ASSIGNMENT: In the records that come next, find every line with "Zentrum". Return those lines.

(Items from an interface collection)
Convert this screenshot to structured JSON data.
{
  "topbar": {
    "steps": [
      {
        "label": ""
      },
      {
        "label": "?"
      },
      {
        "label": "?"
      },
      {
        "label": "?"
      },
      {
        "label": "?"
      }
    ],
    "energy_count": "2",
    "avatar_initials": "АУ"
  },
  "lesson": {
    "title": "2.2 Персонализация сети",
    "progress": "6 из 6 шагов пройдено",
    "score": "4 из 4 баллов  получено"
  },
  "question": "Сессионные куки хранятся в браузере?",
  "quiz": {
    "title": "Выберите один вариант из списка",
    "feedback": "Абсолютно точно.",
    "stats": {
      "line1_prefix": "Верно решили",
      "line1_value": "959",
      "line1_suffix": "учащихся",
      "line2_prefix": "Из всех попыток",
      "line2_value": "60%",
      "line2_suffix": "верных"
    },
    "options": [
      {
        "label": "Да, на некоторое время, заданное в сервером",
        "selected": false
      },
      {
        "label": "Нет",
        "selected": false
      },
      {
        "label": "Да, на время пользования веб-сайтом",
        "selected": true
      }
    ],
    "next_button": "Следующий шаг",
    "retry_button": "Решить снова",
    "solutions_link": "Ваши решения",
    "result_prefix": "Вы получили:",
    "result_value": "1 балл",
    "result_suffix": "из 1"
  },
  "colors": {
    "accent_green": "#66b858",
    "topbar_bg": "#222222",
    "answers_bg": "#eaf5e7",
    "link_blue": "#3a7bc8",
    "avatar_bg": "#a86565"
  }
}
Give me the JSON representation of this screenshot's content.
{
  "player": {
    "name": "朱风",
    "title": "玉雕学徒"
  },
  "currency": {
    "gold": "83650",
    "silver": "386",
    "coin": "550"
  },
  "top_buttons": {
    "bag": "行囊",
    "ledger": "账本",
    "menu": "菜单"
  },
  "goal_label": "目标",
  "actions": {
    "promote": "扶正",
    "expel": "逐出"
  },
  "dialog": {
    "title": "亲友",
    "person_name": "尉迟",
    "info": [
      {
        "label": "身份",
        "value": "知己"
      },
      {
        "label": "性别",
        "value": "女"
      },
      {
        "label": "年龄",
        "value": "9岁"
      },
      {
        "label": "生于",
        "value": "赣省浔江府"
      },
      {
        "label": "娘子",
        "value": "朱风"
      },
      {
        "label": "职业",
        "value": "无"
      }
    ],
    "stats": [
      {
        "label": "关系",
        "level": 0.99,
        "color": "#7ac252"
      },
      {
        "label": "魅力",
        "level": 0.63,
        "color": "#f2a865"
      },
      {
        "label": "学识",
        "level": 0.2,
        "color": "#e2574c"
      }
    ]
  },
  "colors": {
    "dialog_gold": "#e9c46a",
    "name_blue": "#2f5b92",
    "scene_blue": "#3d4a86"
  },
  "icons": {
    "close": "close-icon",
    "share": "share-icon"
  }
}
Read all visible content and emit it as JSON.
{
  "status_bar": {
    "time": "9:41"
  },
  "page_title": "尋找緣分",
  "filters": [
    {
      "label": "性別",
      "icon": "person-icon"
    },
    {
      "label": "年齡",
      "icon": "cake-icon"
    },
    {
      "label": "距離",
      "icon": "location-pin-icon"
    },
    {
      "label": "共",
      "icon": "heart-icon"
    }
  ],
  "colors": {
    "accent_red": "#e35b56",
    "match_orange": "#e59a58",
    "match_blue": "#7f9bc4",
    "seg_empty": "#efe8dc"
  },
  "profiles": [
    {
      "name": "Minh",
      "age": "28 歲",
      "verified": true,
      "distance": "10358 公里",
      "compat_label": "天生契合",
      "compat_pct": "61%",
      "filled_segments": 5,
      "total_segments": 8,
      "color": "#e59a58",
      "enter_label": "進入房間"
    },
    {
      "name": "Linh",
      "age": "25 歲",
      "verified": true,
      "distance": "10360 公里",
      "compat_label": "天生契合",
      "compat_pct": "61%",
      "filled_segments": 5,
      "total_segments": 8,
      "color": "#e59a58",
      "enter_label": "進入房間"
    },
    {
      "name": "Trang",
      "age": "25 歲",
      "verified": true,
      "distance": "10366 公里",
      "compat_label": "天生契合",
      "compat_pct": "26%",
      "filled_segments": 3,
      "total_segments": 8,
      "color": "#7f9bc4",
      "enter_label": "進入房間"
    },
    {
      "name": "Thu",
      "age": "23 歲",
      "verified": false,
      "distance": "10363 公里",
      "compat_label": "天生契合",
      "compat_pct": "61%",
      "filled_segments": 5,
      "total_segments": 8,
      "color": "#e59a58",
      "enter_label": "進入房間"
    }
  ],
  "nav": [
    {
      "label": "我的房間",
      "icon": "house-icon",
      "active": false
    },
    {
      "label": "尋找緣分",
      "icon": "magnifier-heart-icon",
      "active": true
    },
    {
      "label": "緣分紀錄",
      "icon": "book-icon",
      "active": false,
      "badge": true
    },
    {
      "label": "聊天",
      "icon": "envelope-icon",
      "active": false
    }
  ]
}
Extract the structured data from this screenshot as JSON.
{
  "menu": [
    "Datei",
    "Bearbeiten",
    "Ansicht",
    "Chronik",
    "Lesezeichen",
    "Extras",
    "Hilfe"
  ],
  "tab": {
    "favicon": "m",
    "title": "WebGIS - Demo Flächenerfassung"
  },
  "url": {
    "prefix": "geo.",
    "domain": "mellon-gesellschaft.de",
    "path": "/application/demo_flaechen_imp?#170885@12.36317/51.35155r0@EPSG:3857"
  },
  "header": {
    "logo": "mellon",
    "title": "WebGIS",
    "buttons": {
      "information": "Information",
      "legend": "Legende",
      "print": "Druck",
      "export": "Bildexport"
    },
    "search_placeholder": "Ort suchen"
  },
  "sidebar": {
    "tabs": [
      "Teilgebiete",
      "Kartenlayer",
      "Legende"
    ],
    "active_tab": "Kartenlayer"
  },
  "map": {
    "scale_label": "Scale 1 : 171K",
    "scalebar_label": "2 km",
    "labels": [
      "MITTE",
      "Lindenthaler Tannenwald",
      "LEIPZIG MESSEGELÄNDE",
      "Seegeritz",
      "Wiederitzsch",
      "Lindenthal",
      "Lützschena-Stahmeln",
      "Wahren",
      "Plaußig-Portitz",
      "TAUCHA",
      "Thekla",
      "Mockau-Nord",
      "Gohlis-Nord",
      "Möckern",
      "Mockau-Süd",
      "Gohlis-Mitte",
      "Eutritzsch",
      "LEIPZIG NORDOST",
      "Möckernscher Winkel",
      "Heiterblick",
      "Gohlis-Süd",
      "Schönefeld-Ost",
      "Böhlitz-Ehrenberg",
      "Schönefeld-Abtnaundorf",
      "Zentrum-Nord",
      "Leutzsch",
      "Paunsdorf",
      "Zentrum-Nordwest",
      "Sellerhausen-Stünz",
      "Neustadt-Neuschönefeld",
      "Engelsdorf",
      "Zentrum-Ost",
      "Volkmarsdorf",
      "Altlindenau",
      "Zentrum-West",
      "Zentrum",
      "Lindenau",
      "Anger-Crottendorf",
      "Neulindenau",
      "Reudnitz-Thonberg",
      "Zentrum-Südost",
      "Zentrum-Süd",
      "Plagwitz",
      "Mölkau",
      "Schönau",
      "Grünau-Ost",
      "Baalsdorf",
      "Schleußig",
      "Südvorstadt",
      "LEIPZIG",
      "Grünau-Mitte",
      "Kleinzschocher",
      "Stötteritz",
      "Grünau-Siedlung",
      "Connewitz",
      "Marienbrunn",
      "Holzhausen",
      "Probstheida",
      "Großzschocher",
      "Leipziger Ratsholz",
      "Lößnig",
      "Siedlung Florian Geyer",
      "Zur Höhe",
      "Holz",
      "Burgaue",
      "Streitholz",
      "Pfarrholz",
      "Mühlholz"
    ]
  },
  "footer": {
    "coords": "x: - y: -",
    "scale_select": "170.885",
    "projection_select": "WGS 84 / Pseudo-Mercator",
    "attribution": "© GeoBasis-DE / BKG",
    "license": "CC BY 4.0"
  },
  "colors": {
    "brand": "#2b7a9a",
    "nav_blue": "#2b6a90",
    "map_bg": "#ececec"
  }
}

ANSWER SPACE:
      "Zentrum-Nord",
      "Zentrum-Nordwest",
      "Zentrum-Ost",
      "Zentrum-West",
      "Zentrum",
      "Zentrum-Südost",
      "Zentrum-Süd",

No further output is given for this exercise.